Interview with Donald Thea: Professor of International Health at Boston University. Thea purses a full time career in both domestic and international clinical and epidemiological research in infectious diseases. He is currently the program director of the Boston University preventing mother-to-child transmission of HIV (PMTCT) integration project, which seeks to improve the implementation of PMTCT services and early infant diagnosis services in Southern Zambia.
Background: Thea has spent 25 years in Africa starting in 1989 when he was first went to Congo. He was been working in Zambia since 1999 mostly on HIV and PMTCT. Thea (2012) mentions that this is really the first study that he knows of using mobile technology to improve the health of rural communities and prevent HIV.
– 1st phase is article he wrote.
– 2ned phase will be community health agent who live in the community have an interest in health and doing some work for some pay and volunteer and a lot of them have cell phones. (5 years increase in cell phones). We are these communities with cell phones to register pregnancies and births and maternal and infant deaths. Once the pregnancy is entered and expected date of delivery is entered into the database. The community health workers then get text messages to remind women to come in for visits to the local clinic. This encourages mothers to come in for their first, second and third trimester visits whom may be coming from long distances away. During these visits to the clinic the mother is reminded about the impotence of taking her ARVs for her and her child to encourage a healthy pregnancy and childbirth with the help of prophlaxisis.
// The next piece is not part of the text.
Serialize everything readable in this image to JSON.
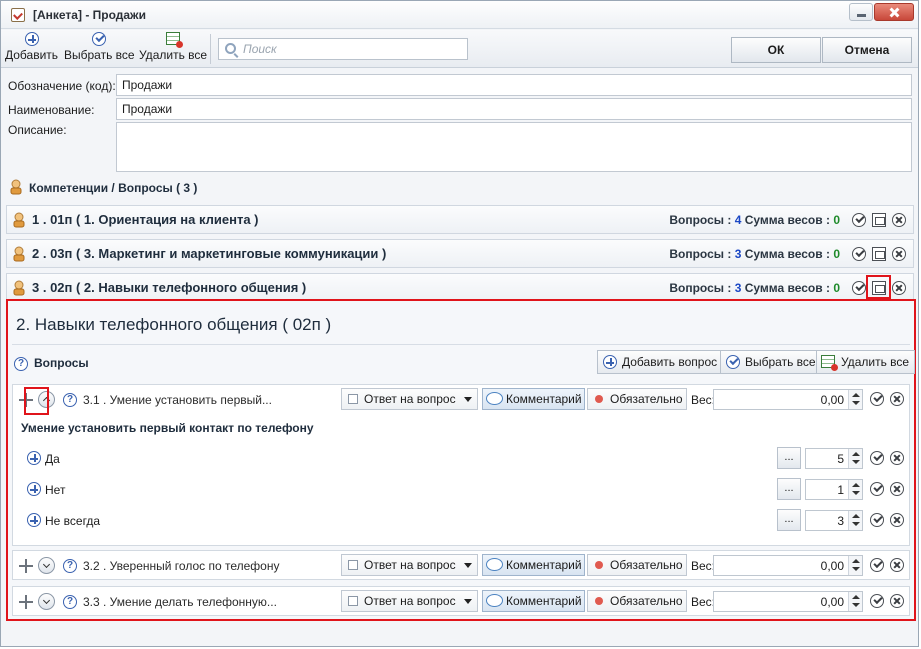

The community health workers are also using cell phone for maternal morbidity using community counselors in setting up trios center to text health related questions to the clinic to determine if an ambulance is needed for further medical attention.
– Started implementing it and getting (5 health centers) impressive results. 800 pregnancies, deliveries registered in 2 months.
– System was failing from mother to bring in child to get tested for HIV and often mothers would not come back, now women get child tested and get the results quickly which is import as children’s HIV progresses much quicker then adults ARVs are essential.
– What Role is the Government playing? MOH supportive, local ministry of health at the district health was enthusiastic and the national government immediately decided to scale up a national campaign. The National Government is currently seeking non-governmental organizations that are willing to help. Most of the costs come in the training of the people using the system for example the nurses in health facilities and the community workers (whom might already have cell phones) register blood spots and teaching them how to enter pregnancies, expected delivery dates, and text clinics for health related questions.
– Ministry needs to find people to take responsibly for oversight of the program. Organizations and NGOs come in and think of innovative ideas and pilot projects but they often do not go anywhere and becomes inefficient. If there is someone in the MOH that can be the central coordinator then maybe these projects can obtain the correct resources and funding to be implemented properly. They can also attract other resources (if they put it on their list and go to Gates Foundation (who support technology innovations), Norway donates a lot of money to publish health) Implementing guidelines Thea feels is also incredibly important.
– Data collection are also used as well, on tablet